Natural law never held much sway with me, at least professionally. As an impressionable college-aged kid, I was on board with Leo Strauss’s critique of natural law (which he saw as something of a contradiction) in the light of (classical) natural right. While Strauss was customarily coy about his “true meaning,” students of Strauss (“Straussians”) took up the master’s cause against the natural law tradition. Harry Jaffa, in his debut book Thomism and Aristotelianism, tried to expose how Aquinas morphed Aristotle’s philosophy of natural right into a basis for natural law. This critique was presaged by Strauss’s own Natural Right and History which, inter alia, delivered a rap on the knuckles to the Dumb Ox for illicitly inserting synderesis into Aristotle’s thought. Some have opined that Strauss’s true target was not in fact Aquinas but rather Jacques Maritain, whose modernized Thomism was not to Strauss’s liking.
On the level of practice, both in my old life as an aviation lawyer/academic and my current adventures on consumer protection, the legal-realist paradigm, once thought extinct in respectable circles, has and continues to hold my attention. Setting aside misspent hours (hundreds and hundreds of hours) in the undeniably attractive but morally vacuous realm of law and economics (which, truth be told, owes more to the realist movement than it often acknowledges), today I find more value in examining common and statutory law, court rules, and judicial decisions through the realist lens, both to understand (to the extent that is even possible) not only why Case A yields Outcome Z, but to predict in a moderately scientific (though largely impressionistic) manner what will result from Cases B, C, D, etc. Had I the time, I would do more than keep personal notes. Data collection is a long, drawn-out process, requiring resources that are unavailable to me. And truth be told, I am starting to suspect that certain variables, such as what a judge had for lunch or if s/he is satisfied with the current storylines in World Wrestling Entertainment, has a lot more to do with decision-making than I previously thought.
They do not teach this stuff in law school, mind you. Even in the headiest academic circles, reverence is still given to the integrity of the law and its allegedly strong orientation toward rationality, orderliness, and predictability rather than being a tool for the politically powerful who expect the courts to advance this-or-that “cause,” even at the lowest judicial levels. Typically, the public only gets wind of this possibility when the U.S. Supreme Court drops a bombshell on, say, abortion rights or environmental regulation. Few realize that day in and day out on the state level, hundreds (if not thousands) of decisions are made that reinforce an array of socio-economic structures that are deeply problematic. When race plays into the mix, some attention may be given by media outlets, but even that is a rare occurrence. The fact that state courts, such as Michigan district courts, often serve as wealth-transfer vehicles from the have nots to the haves is ignored. The “sacrosanct” rules of evidence, one of the guarantors of fairness in the “truth seeking” mission of the courts, quickly evacuate the premises in landlord/tenant and debt-collection cases. And should an enterprising lawyer or two feel compelled to press the issue through the protracted appellate process, there are strong institutional incentives for an appellate judge or panel to maintain the status quo lest a disruption to the paper-pushing process expose the need for more judicial resources, including transparency mechanisms.

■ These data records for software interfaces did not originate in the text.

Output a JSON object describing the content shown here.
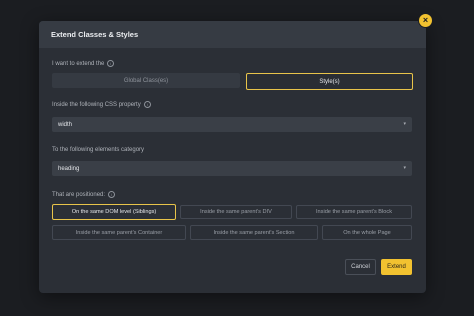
{
  "dialog": {
    "title": "Extend Classes & Styles",
    "close_label": "×"
  },
  "extend_section": {
    "label": "I want to extend the",
    "options": [
      "Global Class(es)",
      "Style(s)"
    ],
    "selected": "Style(s)"
  },
  "css_property": {
    "label": "Inside the following CSS property",
    "value": "width"
  },
  "category": {
    "label": "To the following elements category",
    "value": "heading"
  },
  "positioned": {
    "label": "That are positioned:",
    "options": [
      "On the same DOM level (Siblings)",
      "Inside the same parent's DIV",
      "Inside the same parent's Block",
      "Inside the same parent's Container",
      "Inside the same parent's Section",
      "On the whole Page"
    ],
    "selected": "On the same DOM level (Siblings)"
  },
  "actions": {
    "cancel": "Cancel",
    "extend": "Extend"
  },
  "colors": {
    "accent": "#f2c230",
    "modal_bg": "#2b2f36",
    "header_bg": "#363b43"
  },
  "icons": {
    "info": "info-icon",
    "close": "close-icon",
    "chevron": "chevron-down-icon"
  }
}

Some (very) modest steps in the right direction have been taken in recent years. The Michigan Supreme Court’s Justice for All initiative is one example. A handful of local courts have taken steps to assist those who believe they cannot afford representation in finding legal help. Other states have more comprehensive plans in place, but in-depth studies on their efficacy are only beginning to emerge. Unfortunately, few are asking the hard questions, up to and including what do we, as a society, want from the judiciary and how do we get there? As I opined many years ago over at Bridge Michigan, an elected judiciary is freighted with problems, though I am less convinced today than I was then that a purely appointment-based system is the way to go. Regardless of which selection method is utilized, a myriad of class-based institutional issues remain. Arbitrary and capricious decision-making runs rampant when those left to the mercy of the courts lack the means to hold the system accountable.